But the only rape we see in Twilight seems to be gang-rape: Bella is nearly raped by strangers in the middle of the street; Rosalie is raped by strangers in the middle of the street, an attack orchestrated by her fiance who is, himself, something of a stranger to Rosalie (they've only really been with each other at public events). In each case, there's a strong implication that the problem is that the women were alone. Bella is saved because Edward was following her; Rosalie regrets that she wasn't saved by the presence of her father. Both the narratives conveniently forget that, statistically speaking, Bella is far more likely to be raped by her boyfriend Edward and Rosalie is far more likely to be raped by her father than either young woman is of being raped in the middle of the street. Both narratives conveniently gloss past the fact that no matter who perpetuates the rape, the victim is the one blamed for being without the "right" person, with no earthly way to know for sure who the "right" person is.

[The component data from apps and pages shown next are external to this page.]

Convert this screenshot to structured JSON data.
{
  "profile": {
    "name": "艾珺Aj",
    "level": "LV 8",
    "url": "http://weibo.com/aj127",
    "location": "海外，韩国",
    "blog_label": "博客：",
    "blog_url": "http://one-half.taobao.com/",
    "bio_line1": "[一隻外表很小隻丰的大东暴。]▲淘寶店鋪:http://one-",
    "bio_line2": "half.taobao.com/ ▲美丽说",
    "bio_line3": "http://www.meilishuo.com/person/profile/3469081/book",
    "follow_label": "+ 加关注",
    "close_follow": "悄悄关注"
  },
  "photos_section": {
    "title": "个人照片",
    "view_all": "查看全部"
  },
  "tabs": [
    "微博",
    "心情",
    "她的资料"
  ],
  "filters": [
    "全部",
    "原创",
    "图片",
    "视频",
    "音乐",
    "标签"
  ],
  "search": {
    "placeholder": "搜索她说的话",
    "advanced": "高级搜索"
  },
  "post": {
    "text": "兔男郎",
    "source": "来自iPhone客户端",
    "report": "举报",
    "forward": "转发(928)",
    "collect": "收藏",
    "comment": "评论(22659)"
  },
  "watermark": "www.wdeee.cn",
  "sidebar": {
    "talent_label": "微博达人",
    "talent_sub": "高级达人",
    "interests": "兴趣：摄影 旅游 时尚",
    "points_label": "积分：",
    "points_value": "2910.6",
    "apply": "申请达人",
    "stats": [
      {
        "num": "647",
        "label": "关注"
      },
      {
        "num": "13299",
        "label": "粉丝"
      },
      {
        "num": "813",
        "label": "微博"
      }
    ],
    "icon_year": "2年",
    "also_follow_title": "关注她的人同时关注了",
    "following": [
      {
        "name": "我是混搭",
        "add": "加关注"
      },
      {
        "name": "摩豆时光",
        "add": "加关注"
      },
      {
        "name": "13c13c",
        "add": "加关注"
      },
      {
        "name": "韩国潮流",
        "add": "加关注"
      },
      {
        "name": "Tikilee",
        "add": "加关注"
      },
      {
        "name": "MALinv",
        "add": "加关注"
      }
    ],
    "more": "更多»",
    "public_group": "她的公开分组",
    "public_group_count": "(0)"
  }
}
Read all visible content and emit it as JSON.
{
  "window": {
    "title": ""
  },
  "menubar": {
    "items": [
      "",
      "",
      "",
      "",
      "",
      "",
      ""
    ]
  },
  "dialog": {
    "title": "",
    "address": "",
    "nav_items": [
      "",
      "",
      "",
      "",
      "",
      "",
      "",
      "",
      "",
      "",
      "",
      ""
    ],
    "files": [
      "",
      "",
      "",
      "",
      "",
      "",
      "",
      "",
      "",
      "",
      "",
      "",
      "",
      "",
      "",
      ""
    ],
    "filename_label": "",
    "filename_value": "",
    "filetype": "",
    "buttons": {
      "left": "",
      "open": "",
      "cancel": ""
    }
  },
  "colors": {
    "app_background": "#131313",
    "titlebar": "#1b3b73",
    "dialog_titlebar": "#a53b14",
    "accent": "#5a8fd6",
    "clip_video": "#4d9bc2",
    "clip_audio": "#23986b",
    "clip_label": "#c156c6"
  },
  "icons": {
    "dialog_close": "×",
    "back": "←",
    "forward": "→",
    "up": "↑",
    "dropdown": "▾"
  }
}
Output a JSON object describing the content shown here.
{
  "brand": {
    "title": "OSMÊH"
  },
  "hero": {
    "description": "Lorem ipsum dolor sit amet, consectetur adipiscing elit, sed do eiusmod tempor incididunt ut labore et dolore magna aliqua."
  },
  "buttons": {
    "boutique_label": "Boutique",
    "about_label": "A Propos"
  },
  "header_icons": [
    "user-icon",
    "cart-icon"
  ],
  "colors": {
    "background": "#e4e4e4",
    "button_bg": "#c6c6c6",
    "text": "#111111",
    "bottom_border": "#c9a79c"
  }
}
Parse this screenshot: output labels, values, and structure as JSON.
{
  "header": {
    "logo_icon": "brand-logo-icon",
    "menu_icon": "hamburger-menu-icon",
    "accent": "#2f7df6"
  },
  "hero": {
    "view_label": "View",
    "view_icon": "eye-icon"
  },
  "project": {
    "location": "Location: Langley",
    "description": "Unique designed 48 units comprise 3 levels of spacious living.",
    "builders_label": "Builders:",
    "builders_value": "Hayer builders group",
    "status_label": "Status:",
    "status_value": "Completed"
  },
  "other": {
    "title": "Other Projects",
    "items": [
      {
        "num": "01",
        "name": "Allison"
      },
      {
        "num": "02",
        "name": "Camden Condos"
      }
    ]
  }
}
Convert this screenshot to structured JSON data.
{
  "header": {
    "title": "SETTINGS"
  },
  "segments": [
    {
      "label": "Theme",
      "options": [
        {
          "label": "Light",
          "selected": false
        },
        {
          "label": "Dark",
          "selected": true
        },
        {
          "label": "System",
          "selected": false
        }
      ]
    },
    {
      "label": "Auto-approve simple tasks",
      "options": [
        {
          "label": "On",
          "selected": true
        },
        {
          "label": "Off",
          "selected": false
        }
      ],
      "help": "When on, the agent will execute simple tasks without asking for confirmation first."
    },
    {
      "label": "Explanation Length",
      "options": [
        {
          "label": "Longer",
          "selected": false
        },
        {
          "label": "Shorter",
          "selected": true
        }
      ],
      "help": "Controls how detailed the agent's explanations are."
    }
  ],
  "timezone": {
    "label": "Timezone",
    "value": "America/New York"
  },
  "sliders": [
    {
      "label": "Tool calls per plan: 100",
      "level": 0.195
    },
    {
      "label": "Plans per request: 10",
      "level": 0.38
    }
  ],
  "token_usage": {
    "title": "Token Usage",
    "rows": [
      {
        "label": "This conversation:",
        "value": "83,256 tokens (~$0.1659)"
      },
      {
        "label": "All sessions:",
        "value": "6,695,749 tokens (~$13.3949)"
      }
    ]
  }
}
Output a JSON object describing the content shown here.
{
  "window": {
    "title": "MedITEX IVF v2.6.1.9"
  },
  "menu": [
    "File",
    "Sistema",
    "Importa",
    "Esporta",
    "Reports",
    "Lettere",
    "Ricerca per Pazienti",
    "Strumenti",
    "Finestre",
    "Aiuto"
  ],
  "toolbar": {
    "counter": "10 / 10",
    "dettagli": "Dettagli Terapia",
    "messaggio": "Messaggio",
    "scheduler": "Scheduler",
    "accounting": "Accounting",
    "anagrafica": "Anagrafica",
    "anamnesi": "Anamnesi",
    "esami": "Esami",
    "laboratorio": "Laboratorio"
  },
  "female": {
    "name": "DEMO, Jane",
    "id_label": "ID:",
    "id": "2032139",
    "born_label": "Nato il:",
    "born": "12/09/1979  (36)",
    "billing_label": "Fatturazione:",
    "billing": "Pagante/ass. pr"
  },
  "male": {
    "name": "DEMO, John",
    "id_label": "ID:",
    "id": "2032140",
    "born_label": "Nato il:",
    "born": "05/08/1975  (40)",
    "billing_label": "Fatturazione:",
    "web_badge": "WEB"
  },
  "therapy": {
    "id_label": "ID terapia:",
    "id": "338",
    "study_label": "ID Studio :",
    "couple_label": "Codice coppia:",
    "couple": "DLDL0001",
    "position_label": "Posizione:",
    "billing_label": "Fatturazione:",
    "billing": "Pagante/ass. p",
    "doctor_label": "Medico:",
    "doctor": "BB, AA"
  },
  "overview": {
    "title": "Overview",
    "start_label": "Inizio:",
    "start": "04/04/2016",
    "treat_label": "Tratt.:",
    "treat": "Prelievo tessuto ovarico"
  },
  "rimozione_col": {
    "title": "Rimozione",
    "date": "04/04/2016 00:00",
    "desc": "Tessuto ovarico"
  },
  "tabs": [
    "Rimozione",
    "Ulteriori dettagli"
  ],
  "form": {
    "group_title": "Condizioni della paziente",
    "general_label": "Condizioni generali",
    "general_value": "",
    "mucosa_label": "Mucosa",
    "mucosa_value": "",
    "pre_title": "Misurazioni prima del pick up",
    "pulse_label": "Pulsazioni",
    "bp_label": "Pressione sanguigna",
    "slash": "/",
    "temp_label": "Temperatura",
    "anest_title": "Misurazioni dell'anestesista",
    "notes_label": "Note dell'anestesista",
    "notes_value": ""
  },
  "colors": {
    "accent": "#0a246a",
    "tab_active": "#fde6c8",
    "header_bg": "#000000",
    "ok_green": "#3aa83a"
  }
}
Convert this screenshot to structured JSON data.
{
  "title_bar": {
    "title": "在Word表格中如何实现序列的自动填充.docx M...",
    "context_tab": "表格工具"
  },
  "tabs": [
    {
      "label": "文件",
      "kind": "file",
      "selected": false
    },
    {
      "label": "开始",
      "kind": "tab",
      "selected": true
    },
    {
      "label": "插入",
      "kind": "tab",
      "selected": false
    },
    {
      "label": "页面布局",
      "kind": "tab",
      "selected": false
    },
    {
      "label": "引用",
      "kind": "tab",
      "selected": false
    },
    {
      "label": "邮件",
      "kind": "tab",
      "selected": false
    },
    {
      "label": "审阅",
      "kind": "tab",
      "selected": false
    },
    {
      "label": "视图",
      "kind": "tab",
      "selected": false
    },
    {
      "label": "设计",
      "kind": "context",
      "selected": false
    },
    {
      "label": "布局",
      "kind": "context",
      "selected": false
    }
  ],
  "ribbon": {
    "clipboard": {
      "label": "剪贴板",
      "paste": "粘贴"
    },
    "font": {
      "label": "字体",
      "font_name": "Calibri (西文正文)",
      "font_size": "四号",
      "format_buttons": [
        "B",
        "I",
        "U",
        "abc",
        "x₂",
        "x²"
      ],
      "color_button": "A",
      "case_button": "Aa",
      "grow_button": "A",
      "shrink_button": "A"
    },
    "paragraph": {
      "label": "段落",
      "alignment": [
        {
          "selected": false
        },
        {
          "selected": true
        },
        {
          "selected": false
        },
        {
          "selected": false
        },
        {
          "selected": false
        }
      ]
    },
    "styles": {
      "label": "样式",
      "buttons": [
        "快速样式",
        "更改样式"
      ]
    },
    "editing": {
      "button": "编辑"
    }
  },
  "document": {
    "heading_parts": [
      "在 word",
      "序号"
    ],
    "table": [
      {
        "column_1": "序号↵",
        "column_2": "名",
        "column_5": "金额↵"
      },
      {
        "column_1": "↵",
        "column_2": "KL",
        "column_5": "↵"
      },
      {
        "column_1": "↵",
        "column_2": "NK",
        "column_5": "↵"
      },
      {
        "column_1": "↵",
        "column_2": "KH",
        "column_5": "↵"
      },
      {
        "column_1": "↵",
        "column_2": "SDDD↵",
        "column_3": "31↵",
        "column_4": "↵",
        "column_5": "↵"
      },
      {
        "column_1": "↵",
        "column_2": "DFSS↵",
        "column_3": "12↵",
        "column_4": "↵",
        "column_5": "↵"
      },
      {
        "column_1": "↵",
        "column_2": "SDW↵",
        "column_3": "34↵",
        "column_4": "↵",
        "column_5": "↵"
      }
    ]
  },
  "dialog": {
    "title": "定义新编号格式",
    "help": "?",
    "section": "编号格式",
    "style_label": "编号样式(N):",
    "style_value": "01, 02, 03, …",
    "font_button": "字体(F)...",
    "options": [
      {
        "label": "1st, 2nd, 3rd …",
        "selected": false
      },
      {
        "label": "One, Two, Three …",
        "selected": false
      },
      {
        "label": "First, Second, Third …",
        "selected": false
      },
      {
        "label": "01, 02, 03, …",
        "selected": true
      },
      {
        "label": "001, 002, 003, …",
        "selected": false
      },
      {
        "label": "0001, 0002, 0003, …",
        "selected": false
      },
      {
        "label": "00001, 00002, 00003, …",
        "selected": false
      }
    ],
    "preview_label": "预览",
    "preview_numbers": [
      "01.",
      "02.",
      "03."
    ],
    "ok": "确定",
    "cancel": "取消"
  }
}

My steps had to slow now. I was closing the distance between myself and the lounging pair too quickly. I had a good loud scream, and I sucked in air, preparing to use it, but my throat was so dry I wasn't sure how much volume I could manage. With a quick movement I slipped my purse over my head, gripping the strap with one hand, ready to surrender it or use it as weapon as need demanded. [...]
I braced myself, feet apart, trying to remember through my panic what little self-defense I knew. Heel of the hand thrust upward, hopefully breaking the nose or shoving it into the brain. Finger through the eye socket -- try to hook around and pop the eye out. And the standard knee to the groin, of course. That same pessimistic voice in my mind spoke up then, reminding me that I probably wouldn't have a chance against one of them, and there were four. Shut up! I commanded the voice before terror could incapacitate me. I wasn't going out without taking someone with me. I tried to swallow so I could build up a decent scream.
Headlights suddenly flew around the corner, the car almost hitting the stocky one, forcing him to jump back toward the sidewalk. I dove into the road -- this car was going to stop, or have to hit me. But the silver car unexpectedly fishtailed around, skidding to a stop with the passenger door open just a few feet from me.
"Get in," a furious voice commanded.
The car is Edward's, the voice is his own. Edward is furious at the men trying to rape Bella, but he's also upset with her for being a "magnet for trouble". This framing once again mirror's Rosalie's story, for Rosalie blames her own beauty for her rape, as if the one had anything to do with the other. In both cases, the narrative takes the responsibility from the guilty perpetrators and places it on the innocent victim who had little choice in their victimization: Rosalie did not choose to be beautiful and Bella did not choose to be clumsy.
Over the new few pages, it will be Edward's emotion, Edward's fury, that receives the bulk of the narrative attention. Bella's emotion is an afterthought, and when the afterthought comes it will turn out that she has nothing really to add. Her emotion is repressed in favor of Edward's. After all, Bella was only very nearly gang-raped for the first time in her life; Edward, on the other hand, was forced to struggle with his murderous impulses and barely restrained temper that has been with him for more than a century.
I think we all know what's more important here. Edward certainly does.